(RECORD EXCERPTS)
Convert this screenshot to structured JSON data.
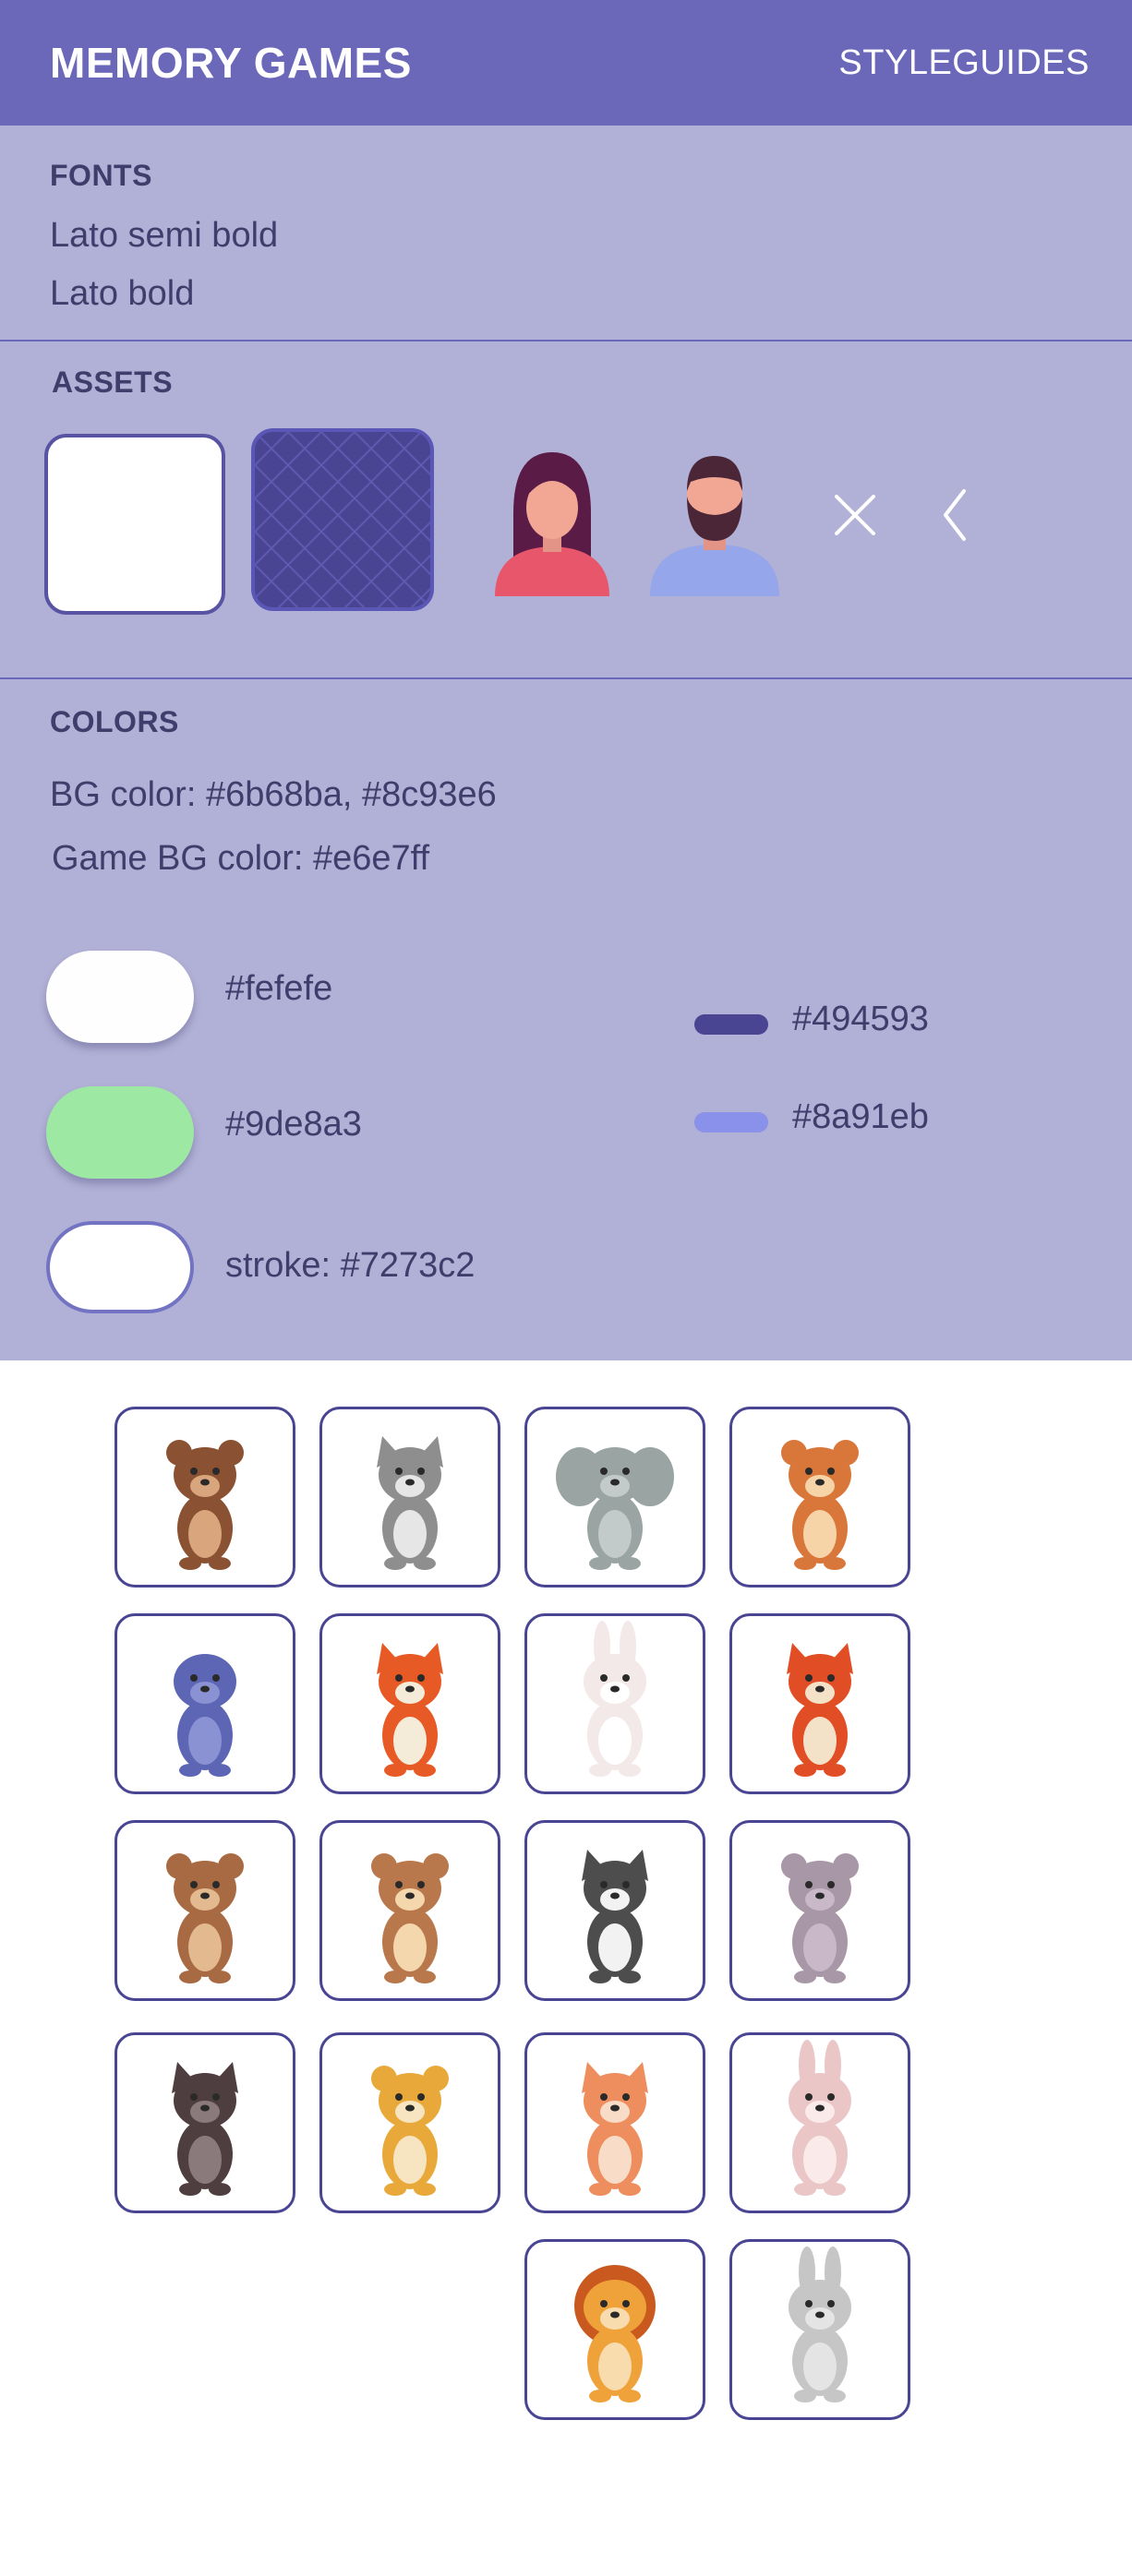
{
  "header": {
    "title": "MEMORY GAMES",
    "right_label": "STYLEGUIDES"
  },
  "fonts": {
    "title": "FONTS",
    "items": [
      "Lato semi bold",
      "Lato bold"
    ]
  },
  "assets": {
    "title": "ASSETS",
    "items": [
      "card-front",
      "card-back",
      "female-avatar",
      "male-avatar",
      "close-icon",
      "back-chevron-icon"
    ]
  },
  "colors": {
    "title": "COLORS",
    "bg_line": "BG color: #6b68ba, #8c93e6",
    "game_bg_line": "Game BG color: #e6e7ff",
    "swatches": [
      {
        "label": "#fefefe",
        "color": "#fefefe"
      },
      {
        "label": "#9de8a3",
        "color": "#9de8a3"
      },
      {
        "label": "stroke: #7273c2",
        "color": "#7273c2"
      }
    ],
    "bars": [
      {
        "label": "#494593",
        "color": "#494593"
      },
      {
        "label": "#8a91eb",
        "color": "#8a91eb"
      }
    ]
  },
  "animals": [
    {
      "name": "brown-bear",
      "body": "#8a5233",
      "belly": "#d9a57c",
      "ear": "ear-round"
    },
    {
      "name": "raccoon",
      "body": "#8e8e8e",
      "belly": "#e6e6e6",
      "ear": "ear-point"
    },
    {
      "name": "elephant",
      "body": "#9aa4a3",
      "belly": "#c3cbca",
      "ear": "ear-big"
    },
    {
      "name": "squirrel",
      "body": "#d9773b",
      "belly": "#f7d3a8",
      "ear": "ear-round"
    },
    {
      "name": "seal",
      "body": "#5d66b4",
      "belly": "#8a92d4",
      "ear": "none"
    },
    {
      "name": "fox",
      "body": "#e85a25",
      "belly": "#f4ecd9",
      "ear": "ear-point"
    },
    {
      "name": "white-rabbit",
      "body": "#f2e9e8",
      "belly": "#ffffff",
      "ear": "ear-long"
    },
    {
      "name": "red-fox",
      "body": "#e14d24",
      "belly": "#f3e2c7",
      "ear": "ear-point"
    },
    {
      "name": "beaver",
      "body": "#a86a43",
      "belly": "#e3b98f",
      "ear": "ear-round"
    },
    {
      "name": "chipmunk",
      "body": "#b9784c",
      "belly": "#f5d7ad",
      "ear": "ear-round"
    },
    {
      "name": "black-cat",
      "body": "#4d4d4d",
      "belly": "#f2f2f2",
      "ear": "ear-point"
    },
    {
      "name": "hippo",
      "body": "#a897a7",
      "belly": "#c9b8c7",
      "ear": "ear-round"
    },
    {
      "name": "dark-raccoon",
      "body": "#4f3e3f",
      "belly": "#8a7a7b",
      "ear": "ear-point"
    },
    {
      "name": "tiger",
      "body": "#e8a93a",
      "belly": "#f7e4c0",
      "ear": "ear-round"
    },
    {
      "name": "deer",
      "body": "#ee8d5d",
      "belly": "#f9dcc8",
      "ear": "ear-point"
    },
    {
      "name": "pink-rabbit",
      "body": "#ebc6c6",
      "belly": "#faeaea",
      "ear": "ear-long"
    },
    {
      "name": "lion",
      "body": "#f0a23a",
      "belly": "#f8dcae",
      "ear": "mane"
    },
    {
      "name": "grey-rabbit",
      "body": "#c6c6c6",
      "belly": "#e4e4e4",
      "ear": "ear-long"
    }
  ]
}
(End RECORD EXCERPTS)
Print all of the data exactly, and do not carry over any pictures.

Convert this screenshot to structured JSON data.
{
  "header": {
    "title": "MEMORY GAMES",
    "right_label": "STYLEGUIDES"
  },
  "fonts": {
    "title": "FONTS",
    "items": [
      "Lato semi bold",
      "Lato bold"
    ]
  },
  "assets": {
    "title": "ASSETS",
    "items": [
      "card-front",
      "card-back",
      "female-avatar",
      "male-avatar",
      "close-icon",
      "back-chevron-icon"
    ]
  },
  "colors": {
    "title": "COLORS",
    "bg_line": "BG color: #6b68ba, #8c93e6",
    "game_bg_line": "Game BG color: #e6e7ff",
    "swatches": [
      {
        "label": "#fefefe",
        "color": "#fefefe"
      },
      {
        "label": "#9de8a3",
        "color": "#9de8a3"
      },
      {
        "label": "stroke: #7273c2",
        "color": "#7273c2"
      }
    ],
    "bars": [
      {
        "label": "#494593",
        "color": "#494593"
      },
      {
        "label": "#8a91eb",
        "color": "#8a91eb"
      }
    ]
  },
  "animals": [
    {
      "name": "brown-bear",
      "body": "#8a5233",
      "belly": "#d9a57c",
      "ear": "ear-round"
    },
    {
      "name": "raccoon",
      "body": "#8e8e8e",
      "belly": "#e6e6e6",
      "ear": "ear-point"
    },
    {
      "name": "elephant",
      "body": "#9aa4a3",
      "belly": "#c3cbca",
      "ear": "ear-big"
    },
    {
      "name": "squirrel",
      "body": "#d9773b",
      "belly": "#f7d3a8",
      "ear": "ear-round"
    },
    {
      "name": "seal",
      "body": "#5d66b4",
      "belly": "#8a92d4",
      "ear": "none"
    },
    {
      "name": "fox",
      "body": "#e85a25",
      "belly": "#f4ecd9",
      "ear": "ear-point"
    },
    {
      "name": "white-rabbit",
      "body": "#f2e9e8",
      "belly": "#ffffff",
      "ear": "ear-long"
    },
    {
      "name": "red-fox",
      "body": "#e14d24",
      "belly": "#f3e2c7",
      "ear": "ear-point"
    },
    {
      "name": "beaver",
      "body": "#a86a43",
      "belly": "#e3b98f",
      "ear": "ear-round"
    },
    {
      "name": "chipmunk",
      "body": "#b9784c",
      "belly": "#f5d7ad",
      "ear": "ear-round"
    },
    {
      "name": "black-cat",
      "body": "#4d4d4d",
      "belly": "#f2f2f2",
      "ear": "ear-point"
    },
    {
      "name": "hippo",
      "body": "#a897a7",
      "belly": "#c9b8c7",
      "ear": "ear-round"
    },
    {
      "name": "dark-raccoon",
      "body": "#4f3e3f",
      "belly": "#8a7a7b",
      "ear": "ear-point"
    },
    {
      "name": "tiger",
      "body": "#e8a93a",
      "belly": "#f7e4c0",
      "ear": "ear-round"
    },
    {
      "name": "deer",
      "body": "#ee8d5d",
      "belly": "#f9dcc8",
      "ear": "ear-point"
    },
    {
      "name": "pink-rabbit",
      "body": "#ebc6c6",
      "belly": "#faeaea",
      "ear": "ear-long"
    },
    {
      "name": "lion",
      "body": "#f0a23a",
      "belly": "#f8dcae",
      "ear": "mane"
    },
    {
      "name": "grey-rabbit",
      "body": "#c6c6c6",
      "belly": "#e4e4e4",
      "ear": "ear-long"
    }
  ]
}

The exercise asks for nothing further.